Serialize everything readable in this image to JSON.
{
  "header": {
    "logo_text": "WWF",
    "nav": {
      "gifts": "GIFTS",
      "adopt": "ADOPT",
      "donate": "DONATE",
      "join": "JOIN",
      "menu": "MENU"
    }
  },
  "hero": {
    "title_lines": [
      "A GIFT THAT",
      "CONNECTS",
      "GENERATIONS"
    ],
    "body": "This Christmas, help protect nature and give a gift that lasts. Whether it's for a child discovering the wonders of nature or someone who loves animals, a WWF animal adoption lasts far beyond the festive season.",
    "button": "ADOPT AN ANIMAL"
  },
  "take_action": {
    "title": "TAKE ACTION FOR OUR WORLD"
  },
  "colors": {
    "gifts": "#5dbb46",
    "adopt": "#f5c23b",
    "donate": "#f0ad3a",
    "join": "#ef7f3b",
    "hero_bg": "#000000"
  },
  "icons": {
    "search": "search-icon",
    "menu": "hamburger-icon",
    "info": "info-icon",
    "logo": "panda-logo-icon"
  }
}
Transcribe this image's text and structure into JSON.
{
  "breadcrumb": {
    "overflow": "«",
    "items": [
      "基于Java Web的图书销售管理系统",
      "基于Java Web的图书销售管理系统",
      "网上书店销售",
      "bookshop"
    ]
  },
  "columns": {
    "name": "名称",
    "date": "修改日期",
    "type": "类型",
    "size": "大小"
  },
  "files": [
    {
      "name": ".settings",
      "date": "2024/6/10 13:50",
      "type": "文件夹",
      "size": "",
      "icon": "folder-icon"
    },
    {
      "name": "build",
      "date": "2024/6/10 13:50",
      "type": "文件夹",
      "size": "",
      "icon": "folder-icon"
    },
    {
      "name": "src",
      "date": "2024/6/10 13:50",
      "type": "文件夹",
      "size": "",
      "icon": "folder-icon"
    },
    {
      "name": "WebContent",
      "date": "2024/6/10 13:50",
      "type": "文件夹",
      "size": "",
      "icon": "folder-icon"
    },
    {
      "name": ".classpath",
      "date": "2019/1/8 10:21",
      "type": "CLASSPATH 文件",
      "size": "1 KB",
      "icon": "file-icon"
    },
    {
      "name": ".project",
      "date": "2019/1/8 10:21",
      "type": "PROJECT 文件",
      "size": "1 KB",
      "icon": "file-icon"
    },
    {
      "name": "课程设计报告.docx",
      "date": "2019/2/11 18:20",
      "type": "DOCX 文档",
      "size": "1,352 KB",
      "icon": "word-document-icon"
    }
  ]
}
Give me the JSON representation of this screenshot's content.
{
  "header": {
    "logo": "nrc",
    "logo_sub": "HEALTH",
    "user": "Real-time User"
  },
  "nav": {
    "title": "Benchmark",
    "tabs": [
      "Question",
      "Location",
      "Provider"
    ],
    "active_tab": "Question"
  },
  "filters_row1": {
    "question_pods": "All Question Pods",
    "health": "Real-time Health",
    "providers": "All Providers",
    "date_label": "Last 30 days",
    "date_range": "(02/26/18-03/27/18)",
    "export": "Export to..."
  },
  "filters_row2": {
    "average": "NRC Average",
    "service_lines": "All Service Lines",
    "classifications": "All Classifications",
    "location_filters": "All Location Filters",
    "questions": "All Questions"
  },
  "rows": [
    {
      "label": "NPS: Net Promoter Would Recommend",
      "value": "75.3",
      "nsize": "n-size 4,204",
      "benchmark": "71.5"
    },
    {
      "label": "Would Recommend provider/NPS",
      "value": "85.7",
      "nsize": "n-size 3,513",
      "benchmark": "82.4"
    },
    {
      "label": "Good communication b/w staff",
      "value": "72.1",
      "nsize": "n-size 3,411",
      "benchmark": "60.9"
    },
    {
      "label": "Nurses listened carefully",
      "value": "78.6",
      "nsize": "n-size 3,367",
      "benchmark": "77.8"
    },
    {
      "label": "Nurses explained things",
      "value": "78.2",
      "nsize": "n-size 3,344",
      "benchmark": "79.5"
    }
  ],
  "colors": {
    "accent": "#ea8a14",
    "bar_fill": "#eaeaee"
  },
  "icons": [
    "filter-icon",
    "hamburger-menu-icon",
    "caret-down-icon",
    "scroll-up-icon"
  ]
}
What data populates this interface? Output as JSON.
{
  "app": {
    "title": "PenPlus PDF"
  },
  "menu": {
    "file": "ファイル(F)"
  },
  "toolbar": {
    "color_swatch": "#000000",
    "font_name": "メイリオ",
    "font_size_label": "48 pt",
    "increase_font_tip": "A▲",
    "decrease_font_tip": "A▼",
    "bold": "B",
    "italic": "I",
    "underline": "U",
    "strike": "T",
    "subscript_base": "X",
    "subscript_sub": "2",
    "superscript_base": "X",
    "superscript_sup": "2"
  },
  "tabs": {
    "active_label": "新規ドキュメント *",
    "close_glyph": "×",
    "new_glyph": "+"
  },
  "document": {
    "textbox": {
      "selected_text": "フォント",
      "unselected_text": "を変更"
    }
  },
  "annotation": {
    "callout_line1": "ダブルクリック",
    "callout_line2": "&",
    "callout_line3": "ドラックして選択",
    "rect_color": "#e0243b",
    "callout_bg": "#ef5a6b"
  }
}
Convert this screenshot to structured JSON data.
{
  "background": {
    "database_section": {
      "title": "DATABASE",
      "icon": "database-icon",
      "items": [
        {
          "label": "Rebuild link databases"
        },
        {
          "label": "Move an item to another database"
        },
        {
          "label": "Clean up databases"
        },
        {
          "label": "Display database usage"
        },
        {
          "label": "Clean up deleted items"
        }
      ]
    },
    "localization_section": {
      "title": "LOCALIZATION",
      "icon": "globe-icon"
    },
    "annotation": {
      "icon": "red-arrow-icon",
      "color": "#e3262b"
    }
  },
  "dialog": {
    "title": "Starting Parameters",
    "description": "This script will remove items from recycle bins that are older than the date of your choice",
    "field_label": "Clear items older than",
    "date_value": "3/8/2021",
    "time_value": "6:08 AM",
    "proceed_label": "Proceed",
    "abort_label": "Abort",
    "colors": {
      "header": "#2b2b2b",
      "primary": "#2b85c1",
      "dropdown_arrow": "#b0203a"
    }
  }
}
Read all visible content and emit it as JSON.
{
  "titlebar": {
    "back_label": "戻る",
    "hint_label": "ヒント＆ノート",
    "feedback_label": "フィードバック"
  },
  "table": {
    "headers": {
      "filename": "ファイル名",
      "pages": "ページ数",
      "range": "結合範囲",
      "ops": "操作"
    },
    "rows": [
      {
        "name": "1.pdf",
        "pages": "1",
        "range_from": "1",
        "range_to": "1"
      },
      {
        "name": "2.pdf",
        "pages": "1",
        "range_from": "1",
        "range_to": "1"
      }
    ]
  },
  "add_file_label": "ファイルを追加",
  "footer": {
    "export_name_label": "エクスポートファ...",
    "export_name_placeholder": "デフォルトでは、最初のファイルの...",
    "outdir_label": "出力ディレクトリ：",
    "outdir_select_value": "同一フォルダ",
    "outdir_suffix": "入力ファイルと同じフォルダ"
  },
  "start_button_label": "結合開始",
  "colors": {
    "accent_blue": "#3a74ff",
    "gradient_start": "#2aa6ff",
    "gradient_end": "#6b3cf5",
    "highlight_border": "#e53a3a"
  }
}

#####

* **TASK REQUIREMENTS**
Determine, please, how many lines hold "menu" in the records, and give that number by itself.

* **YOUR RESPONSE**
4